Arena was the first president of the ISA when it was run under the guise of the International Surfing Federation, and Aguerre reflected on a "sad day" for the surfing community following the Peruvian's death.
"The whole world of surfing would not be what it is if it weren't for what Eduardo did decades ago," Aguerre said.
"He was the President of the ISA and responsible for the Surfing World Championships until 1976.
"He did that, volunteering his time and resources, because he believed surfing was the greatest sport, and promoting surfing and its values was a service to the world."
Arena was responsible for running the ISF World Surfing Championships, an open, one-off event every two years between 1964 to 1972, when the sport's first world champions – Midget Farrelly and Phyllis O'Donnell – were crowned.
Aguerre met Arena for the first time in 2007, at a dinner in Lima in Peru.
He added: "During that dinner, Eduardo told me that he was sad I had not reached out to him earlier.
"I apologised, and told him that I sincerely did not know if he was around any longer.
Very sad day for Surfing... yesterday in Lima, Peru, the founder and 1st president of the ISA my good friend and surfing “dad” Eduardo Arena passed away. He was 92. The whole world of surfing would not be what it is if it weren’t for what Eduardo did decades ago. @ISAsurfing pic.twitter.com/Vn1rKN8C6d— Fernando Aguerre (@FernandoAguerre) December 2, 2019
"I told him that I was going to repair my mistake.
"We had a great time that night, and became friends for the rest of our lives."
A year later, Arena received a lifetime achievement award and the ISA World Masters Championship trophy was named after him.
"In 2019, when I presided over the Pan American Games surfing competitions in Punta Rocas, his favorite surf spot, we had a great time together," added Aguerre.
"He was in attendance every day.
"We even sat with him and the president of Peru the whole afternoon of the last day.
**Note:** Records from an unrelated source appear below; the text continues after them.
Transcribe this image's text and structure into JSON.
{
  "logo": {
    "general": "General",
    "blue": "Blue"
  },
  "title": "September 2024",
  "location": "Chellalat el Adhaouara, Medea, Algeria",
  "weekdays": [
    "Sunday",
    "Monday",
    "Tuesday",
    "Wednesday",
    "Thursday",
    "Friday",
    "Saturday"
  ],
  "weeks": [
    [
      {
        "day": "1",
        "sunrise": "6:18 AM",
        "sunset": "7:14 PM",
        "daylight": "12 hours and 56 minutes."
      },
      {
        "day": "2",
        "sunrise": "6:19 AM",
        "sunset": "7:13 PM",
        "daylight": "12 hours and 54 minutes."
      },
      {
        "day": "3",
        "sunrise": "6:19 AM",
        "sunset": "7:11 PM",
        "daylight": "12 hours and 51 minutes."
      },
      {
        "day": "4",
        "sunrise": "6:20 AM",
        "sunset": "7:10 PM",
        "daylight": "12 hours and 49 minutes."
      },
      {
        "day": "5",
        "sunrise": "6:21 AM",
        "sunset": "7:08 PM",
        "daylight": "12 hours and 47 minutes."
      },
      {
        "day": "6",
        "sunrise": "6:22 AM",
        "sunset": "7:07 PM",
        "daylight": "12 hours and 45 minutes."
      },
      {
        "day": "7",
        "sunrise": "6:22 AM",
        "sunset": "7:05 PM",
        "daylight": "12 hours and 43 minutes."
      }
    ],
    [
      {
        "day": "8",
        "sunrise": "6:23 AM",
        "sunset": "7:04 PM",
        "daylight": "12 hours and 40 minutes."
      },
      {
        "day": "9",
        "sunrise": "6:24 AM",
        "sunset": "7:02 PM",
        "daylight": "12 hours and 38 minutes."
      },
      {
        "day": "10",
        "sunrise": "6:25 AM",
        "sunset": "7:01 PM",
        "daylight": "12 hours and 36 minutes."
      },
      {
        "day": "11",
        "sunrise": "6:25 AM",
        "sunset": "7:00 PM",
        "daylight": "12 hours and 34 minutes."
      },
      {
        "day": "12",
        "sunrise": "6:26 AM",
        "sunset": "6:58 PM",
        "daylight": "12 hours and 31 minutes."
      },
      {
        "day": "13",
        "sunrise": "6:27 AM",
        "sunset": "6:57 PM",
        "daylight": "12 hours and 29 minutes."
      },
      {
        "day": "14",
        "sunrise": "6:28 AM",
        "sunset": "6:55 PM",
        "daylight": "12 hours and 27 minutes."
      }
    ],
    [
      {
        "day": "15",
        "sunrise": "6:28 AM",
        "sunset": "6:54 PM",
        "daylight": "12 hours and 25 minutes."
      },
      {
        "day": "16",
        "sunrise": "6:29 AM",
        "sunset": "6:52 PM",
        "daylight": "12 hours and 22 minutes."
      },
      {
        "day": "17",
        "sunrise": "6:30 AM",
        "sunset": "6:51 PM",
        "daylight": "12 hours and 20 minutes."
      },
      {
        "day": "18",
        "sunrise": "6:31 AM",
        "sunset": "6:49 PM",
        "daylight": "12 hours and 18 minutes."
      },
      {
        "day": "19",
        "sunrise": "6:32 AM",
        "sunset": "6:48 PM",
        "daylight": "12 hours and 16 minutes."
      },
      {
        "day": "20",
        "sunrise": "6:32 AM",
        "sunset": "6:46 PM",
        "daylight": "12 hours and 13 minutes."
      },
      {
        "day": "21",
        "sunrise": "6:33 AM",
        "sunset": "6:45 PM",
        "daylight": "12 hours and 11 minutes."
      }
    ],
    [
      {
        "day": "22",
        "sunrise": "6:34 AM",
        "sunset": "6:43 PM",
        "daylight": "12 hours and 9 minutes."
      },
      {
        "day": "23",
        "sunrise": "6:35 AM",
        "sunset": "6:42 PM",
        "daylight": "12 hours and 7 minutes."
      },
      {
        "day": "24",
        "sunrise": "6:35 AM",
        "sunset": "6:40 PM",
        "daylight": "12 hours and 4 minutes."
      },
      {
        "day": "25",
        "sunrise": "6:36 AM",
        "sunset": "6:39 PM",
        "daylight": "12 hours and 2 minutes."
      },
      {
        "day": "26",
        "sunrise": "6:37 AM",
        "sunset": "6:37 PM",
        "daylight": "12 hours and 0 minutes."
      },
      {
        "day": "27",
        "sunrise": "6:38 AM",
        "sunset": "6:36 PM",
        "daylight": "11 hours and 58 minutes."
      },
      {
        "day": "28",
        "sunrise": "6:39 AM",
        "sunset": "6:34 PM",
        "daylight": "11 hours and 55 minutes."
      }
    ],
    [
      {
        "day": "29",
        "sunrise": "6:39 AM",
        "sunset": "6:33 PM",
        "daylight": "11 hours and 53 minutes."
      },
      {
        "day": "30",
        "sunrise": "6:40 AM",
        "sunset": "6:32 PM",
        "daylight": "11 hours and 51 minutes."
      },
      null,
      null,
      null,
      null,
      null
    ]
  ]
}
"To my ultimate pleasure and happiness, Eduardo was now a witness of the continuation of his job that I started in 1994, when I was first elected.
"I badly hoped he would live to see Olympic surfing, a cause dear to his heart."
Aguerre signed off his tribute in Spanish, saying: "Hasta pronto Eduardo, un enorme y largo abrazo y muchas gracias por estos años de amistad - See you soon Eduardo, a huge and long hug and thank you very much for these years of friendship."